MR. O’GRADY: The problem is to find this spiritual master.
SRILA PRABHUPADA: That is not a problem. The problem is whether you are sincere. You have problems, but God is within your heart. Isvarah sarva-bhutanam. God is not far away. If you are sincere, God sends you a spiritual master. Therefore God is also called caitya-guru, the spiritual master within the heart. God helps from within and from without. Everything is thus described in Bhagavad-gita. This material body is like a machine, but within the heart is the soul, and with the soul is the Supersoul, Krishna, who gives directions. The Lord says, “You wanted to do this; now here is the chance. Go and do it.” If you are sincere, you say, “Now, God, I want You.” Then He will give you directions. “Yes, now you come and get Me like this.” This is His kindness. However, if we want something else, that is all right. We can have it. God is very kind. When I want something, He is in my heart directing me and telling me how to have it. So why should He not give directions on how to have a spiritual master? First of all we must again be eager to revive our God consciousness. Then God will give us a spiritual master.
MR. O’GRADY: Thank you very much.
SRILA PRABHUPADA: Thank you very much. My request to you is this. You are a poet. Just describe God. You are expert in describing, and therefore I ask you to kindly describe God in your occupation. Then your life will be successful. And if one hears you, his life will also be successful. That is the injunction:

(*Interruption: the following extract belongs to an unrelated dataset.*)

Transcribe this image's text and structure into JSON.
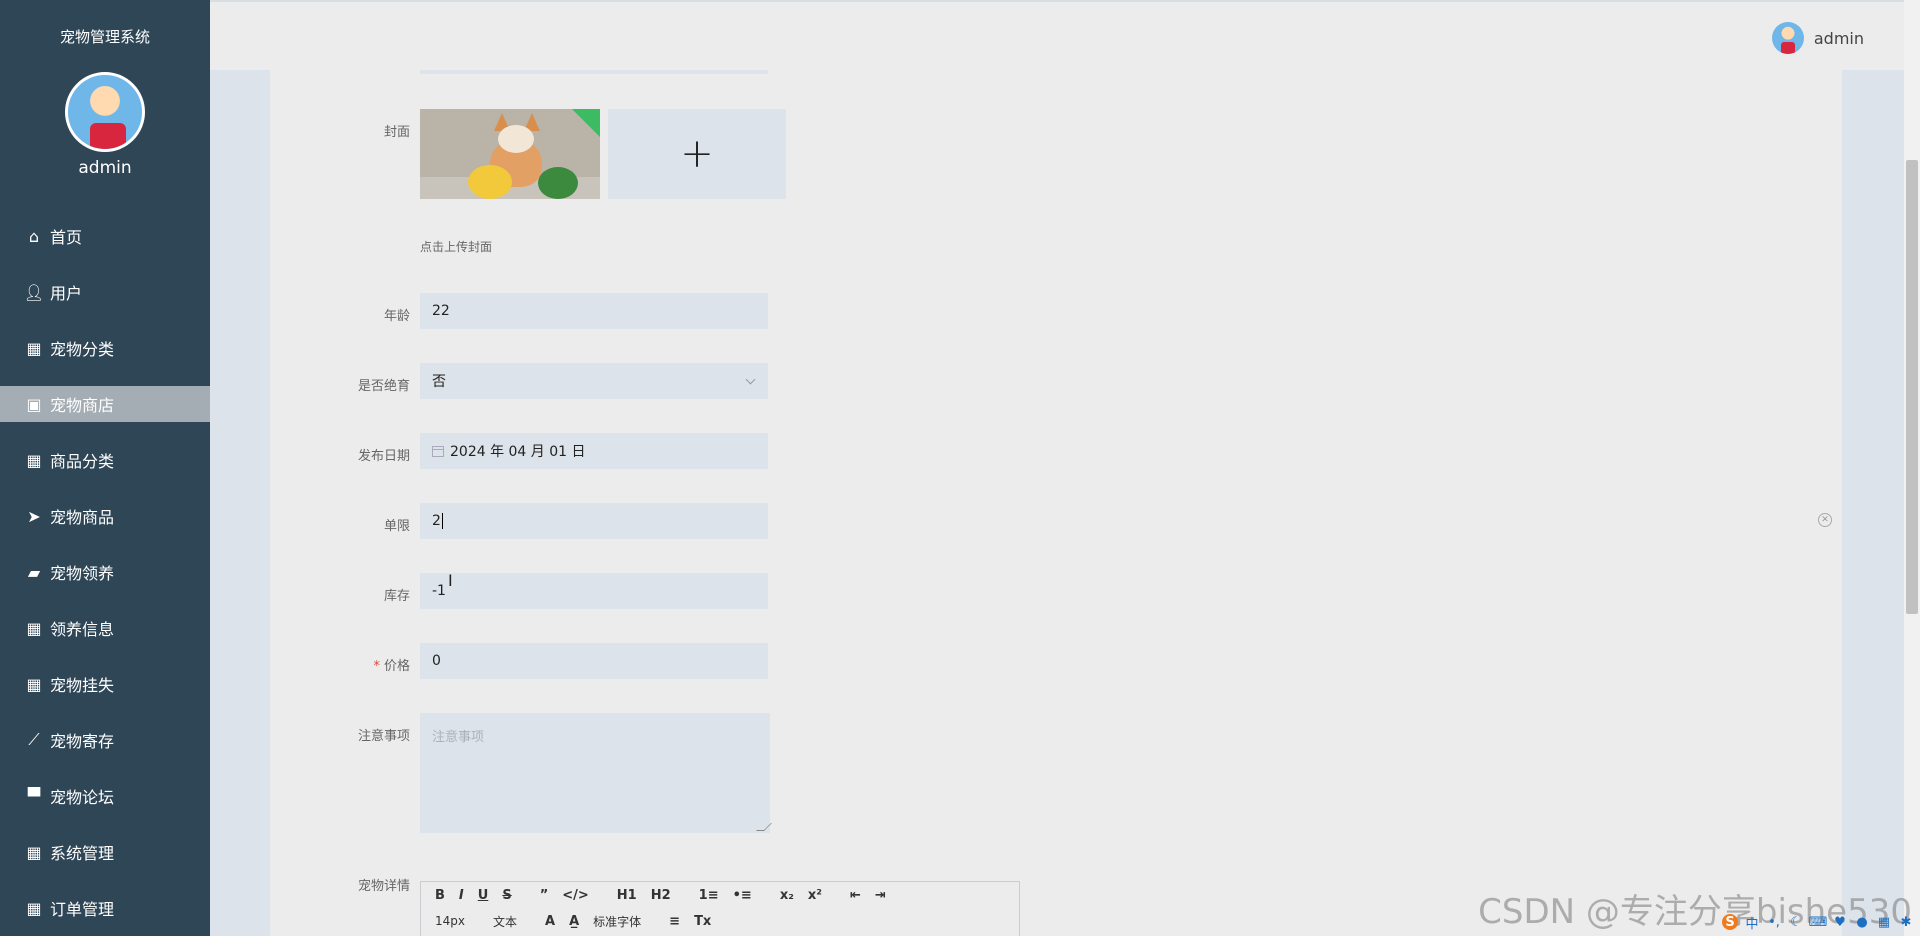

idam hi pumsas tapasah srutasya va
svistasya suktasya ca buddhi-dattayoh
avicyuto ‘rthah kavibhir nirupito
There are many leaders in society who are poets, scientists, religionists, philosophers, politicians and so on. Those who are so expert are given this injunction: your duty is to perfect your occupation by describing the glories of the Supreme Being.
MR. O’GRADY: My experience is that for some extraordinary reason, one is chosen to do a particular thing.
SRILA PRABHUPADA: That reason is given here. Avicyutah. The infallible choice is this: “Let them describe the glories of the Lord.”
MR. O’GRADY: But you were saying that the spiritual master is chosen. The spiritual master, the poet, the priest is chosen by God. This person is chosen to write poems or paint pictures or make music.
SRILA PRABHUPADA: So when you compose music, compose music about God. That is your perfection.
MR. O’GRADY: When one works for God in his line, then his line becomes his perfection?